Mozambique Humanitarian Action Update 15 Nov 2007 [pdf]
In recent years, Mozambique has made encouraging strides in reducing its crippling poverty levels and is making gradual progress towards benchmarks set by the national Action Plan for the Reduction of Absolute Poverty (PARPA) and the Millennium Development Goals (MDG). Nevertheless, Mozambique remains one of the least developed countries in the world, ranking 168 out of 177 countries on the 2005 Human Development Index, mainly due to the country’s chronic state of vulnerability and humanitarian crisis.
The country is also vulnerable to natural disasters and was affected by severe floods and cyclone Favio at the beginning of this year. UNICEF immediately responded to the needs of affected children and their families, and employed over US $6.7 million in preparing and responding to the emergencies. UNICEF is requesting US$ 5.7 million for the remainder of the year (July-December 2007) to ensure appropriate emergency preparedness measures and immediate and effective support to national emergency response in the upcoming rainy season.
Mozambique Donor Update 3 Jul 2007 [pdf]
In the last few months, the “El Nino” phenomenon, blamed for severe flooding that affected much of the Horn in late 2006, has extended its impact across Southern Africa.
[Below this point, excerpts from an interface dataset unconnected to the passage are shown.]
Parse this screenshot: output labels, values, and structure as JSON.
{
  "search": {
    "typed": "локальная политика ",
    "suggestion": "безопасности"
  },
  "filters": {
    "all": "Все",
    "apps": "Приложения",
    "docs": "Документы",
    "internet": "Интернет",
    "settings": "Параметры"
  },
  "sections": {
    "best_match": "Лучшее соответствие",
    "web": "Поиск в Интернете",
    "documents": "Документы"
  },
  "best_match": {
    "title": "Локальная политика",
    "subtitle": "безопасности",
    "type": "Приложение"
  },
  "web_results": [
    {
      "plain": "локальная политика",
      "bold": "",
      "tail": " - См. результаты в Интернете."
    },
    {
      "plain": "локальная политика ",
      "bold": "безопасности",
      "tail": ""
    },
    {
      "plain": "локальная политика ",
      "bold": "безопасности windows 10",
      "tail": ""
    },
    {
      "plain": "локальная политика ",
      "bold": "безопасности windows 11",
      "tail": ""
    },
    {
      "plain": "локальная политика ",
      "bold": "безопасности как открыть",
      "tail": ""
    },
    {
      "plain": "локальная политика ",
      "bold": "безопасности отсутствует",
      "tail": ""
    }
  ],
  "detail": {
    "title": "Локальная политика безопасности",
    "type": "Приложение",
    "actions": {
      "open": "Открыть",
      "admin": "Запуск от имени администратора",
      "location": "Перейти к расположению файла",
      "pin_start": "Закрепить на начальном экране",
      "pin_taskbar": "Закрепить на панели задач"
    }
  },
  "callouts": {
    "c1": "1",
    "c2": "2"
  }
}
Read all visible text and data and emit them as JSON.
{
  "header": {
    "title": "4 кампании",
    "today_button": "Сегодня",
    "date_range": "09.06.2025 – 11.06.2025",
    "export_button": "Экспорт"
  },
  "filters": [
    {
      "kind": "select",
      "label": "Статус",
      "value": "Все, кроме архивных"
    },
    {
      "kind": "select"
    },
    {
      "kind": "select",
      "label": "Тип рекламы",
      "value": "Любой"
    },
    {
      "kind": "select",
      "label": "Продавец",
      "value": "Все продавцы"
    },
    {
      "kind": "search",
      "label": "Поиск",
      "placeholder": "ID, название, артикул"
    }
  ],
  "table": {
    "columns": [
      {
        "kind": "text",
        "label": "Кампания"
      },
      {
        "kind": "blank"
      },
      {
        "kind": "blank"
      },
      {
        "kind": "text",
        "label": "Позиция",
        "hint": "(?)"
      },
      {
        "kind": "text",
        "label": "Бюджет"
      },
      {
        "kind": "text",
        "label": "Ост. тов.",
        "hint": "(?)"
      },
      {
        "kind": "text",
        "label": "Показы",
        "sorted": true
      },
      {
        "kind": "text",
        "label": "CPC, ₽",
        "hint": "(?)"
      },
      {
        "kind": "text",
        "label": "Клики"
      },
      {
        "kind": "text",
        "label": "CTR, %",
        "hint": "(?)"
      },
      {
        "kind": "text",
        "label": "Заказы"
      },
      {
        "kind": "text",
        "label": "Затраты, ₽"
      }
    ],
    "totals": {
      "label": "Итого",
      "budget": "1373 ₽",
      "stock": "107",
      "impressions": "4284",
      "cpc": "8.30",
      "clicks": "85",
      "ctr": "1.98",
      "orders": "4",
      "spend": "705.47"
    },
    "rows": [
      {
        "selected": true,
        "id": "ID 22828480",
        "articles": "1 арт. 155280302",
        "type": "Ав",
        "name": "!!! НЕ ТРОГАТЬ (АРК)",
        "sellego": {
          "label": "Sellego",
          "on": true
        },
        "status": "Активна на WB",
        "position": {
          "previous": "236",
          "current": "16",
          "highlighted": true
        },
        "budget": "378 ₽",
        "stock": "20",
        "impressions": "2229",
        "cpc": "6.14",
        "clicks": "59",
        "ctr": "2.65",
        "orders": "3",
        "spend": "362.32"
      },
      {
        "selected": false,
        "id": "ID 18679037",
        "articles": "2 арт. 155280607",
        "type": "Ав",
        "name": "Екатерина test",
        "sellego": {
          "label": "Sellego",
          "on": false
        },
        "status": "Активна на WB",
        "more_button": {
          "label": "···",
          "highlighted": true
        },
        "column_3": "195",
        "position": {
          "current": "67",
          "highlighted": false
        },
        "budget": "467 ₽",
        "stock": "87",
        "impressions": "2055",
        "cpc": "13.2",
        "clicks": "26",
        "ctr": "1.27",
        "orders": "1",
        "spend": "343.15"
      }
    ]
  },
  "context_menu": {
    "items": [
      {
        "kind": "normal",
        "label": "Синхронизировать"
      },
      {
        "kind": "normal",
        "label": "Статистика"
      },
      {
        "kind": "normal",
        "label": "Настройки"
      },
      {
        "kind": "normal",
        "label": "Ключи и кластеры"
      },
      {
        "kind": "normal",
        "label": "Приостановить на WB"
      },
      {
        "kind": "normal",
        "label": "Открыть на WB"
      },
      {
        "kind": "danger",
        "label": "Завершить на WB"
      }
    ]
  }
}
Resultant flooding has coincided with the cyclone season (December-April) in which, thus far, Madagascar and Mozambique have been seriously affected while riverine communities in Zambia have experienced localized displacement. Significant damage to infrastructure has been assessed, especially in Mozambique including schools, health facilities, roads and food stores. Both the cyclone and rainy seasons are projected to extend into April, entailing further possible hardship for children and families in South-Eastern Africa.
An almost unprecedented number of countries in the region are now also reporting acute watery diarrhoea (AWD) or cholera cases, several of which have been in sustained crisis for many months. UNICEF offices in South-Eastern Africa are now responding to meet the acute humanitarian needs that both exacerbate chronic vulnerabilities and complicate efforts towards the broader progress on the Millennium Development Goals (MDGs).
East and Southern Africa Donor Update 30 Mar 2007 [pdf]
The high level of rainfall in Mozambique, compounded by persistent heavy rains in neighbouring countries Zambia, Zimbabwe and Malawi, has led to high water levels in the Zambezi river and its tributaries, as well as in the Cahora Bassa Dam Reservoir. While discharges from the dam have been reduced as of 20 February, the threat of floods is still present. Furthermore, the arrival of Cyclone Favio is further seriously aggravating the situation.
As of 20 February, approximately 120,791 people are estimated to have been displaced due to the floods. UNICEF urgently requires funding to ensure displaced chidlren have access to basic services, learning opportunities and a protective environment in accommodation centres.
Mozambique donor update 23 February 2007